Ash: I think your top 10 playbook is pretty good for that. I definitely had resonance with too much independence which is something I have to deal with. My number one thing is this idea that if you don't make something yourself, it's not really yours. It's just like an underlying thing that is not at all conscious in which you feel you can’t ask for help and appear weak. It's a very animalistic sense. It's like you're an injured animal and you don't want anyone to notice. It's not something necessary that a healthy animal does.
Majo: That one stood out to you and I remember you telling me that. Have you noticed it in other women creatives or in other women that you've interacted with, this independent ethos?
Ash: Yeah, when things get difficult, there is this tendency to remove yourself completely and to not ask for help.
Majo: Yes. Speaking of obstacles, I thought it would be fun for us to run down a handful of them and gather your wisdom.
Ash: Yes, that would be fun.
Majo: Let's start with following the rules, which is my number one in the top 10 obstacles in my Creative Confidence Playbook. This is the good girl syndrome in which we were socialized to become really high achievers who really want to please our teachers and parents. I see this in a lot of my clients. Where did you find the courage to be like, "Fuck this, I'm going to be an independent designer and I'm not going to let anyone pigeonhole me for being one type of creative"?
Ash: This question is dear to my heart. I remember a key moment when I was envisioning my future life 20, 10, 5 years from now if I kept going on the path that all the rules lead to. It would mean managing people and making sure projects are aligned with a singular vision. I got the scary realization that I would not be doing the things that actually make me happy like making stuff, learning things, and teaching people. While I was having this realization, I was also getting sick off and on for six months straight. That was another warning sign when I would get these full body rashes. When I closed my eyes and asked myself what I wanted to do in 10 years from now, it was being an independent designer and making the time to do my own things. If I really want to make a varied body of work, it seems like the only way to go…
Listen to the whole interview and learn:
- how to deal with criticism with mindfulness
- how to not get discouraged by early feedback on your “ugly” work
- how to get over the ridiculous illogical tendency to compare

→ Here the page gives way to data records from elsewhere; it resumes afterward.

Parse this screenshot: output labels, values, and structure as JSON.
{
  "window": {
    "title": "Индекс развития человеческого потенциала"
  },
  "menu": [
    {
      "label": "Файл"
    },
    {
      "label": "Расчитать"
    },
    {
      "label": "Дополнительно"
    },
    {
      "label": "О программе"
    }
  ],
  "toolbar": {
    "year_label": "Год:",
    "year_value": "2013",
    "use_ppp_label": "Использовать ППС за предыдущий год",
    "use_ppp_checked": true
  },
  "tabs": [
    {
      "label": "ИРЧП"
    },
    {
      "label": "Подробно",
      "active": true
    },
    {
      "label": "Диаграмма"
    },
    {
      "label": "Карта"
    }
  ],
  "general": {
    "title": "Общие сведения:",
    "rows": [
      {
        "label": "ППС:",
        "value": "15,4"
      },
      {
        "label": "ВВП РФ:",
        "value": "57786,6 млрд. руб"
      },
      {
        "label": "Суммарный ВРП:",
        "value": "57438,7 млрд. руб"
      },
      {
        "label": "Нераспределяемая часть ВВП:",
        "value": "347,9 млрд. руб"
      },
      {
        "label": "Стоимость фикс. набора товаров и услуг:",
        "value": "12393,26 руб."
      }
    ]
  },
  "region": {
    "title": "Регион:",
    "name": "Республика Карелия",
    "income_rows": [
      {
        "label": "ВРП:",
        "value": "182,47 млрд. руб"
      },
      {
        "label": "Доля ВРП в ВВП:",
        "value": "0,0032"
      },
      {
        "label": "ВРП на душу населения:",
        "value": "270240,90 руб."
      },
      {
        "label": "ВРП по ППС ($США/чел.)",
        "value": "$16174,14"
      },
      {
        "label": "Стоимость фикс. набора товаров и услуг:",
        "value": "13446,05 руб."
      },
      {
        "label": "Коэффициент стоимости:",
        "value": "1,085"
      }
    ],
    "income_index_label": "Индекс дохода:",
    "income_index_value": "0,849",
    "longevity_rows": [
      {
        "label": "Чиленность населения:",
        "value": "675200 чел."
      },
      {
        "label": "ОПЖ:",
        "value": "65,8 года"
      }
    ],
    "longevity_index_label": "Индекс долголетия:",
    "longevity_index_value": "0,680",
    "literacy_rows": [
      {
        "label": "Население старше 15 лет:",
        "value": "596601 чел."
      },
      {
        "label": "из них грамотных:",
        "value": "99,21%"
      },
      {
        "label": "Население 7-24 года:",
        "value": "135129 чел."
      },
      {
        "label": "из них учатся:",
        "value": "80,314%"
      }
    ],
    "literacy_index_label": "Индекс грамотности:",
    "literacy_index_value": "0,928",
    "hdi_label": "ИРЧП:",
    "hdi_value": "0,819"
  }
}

- what Ash would have done differently in writing and self-publishing her novel
- what Ash thinks is the best part of being a creative woman
Listen to the whole interview here: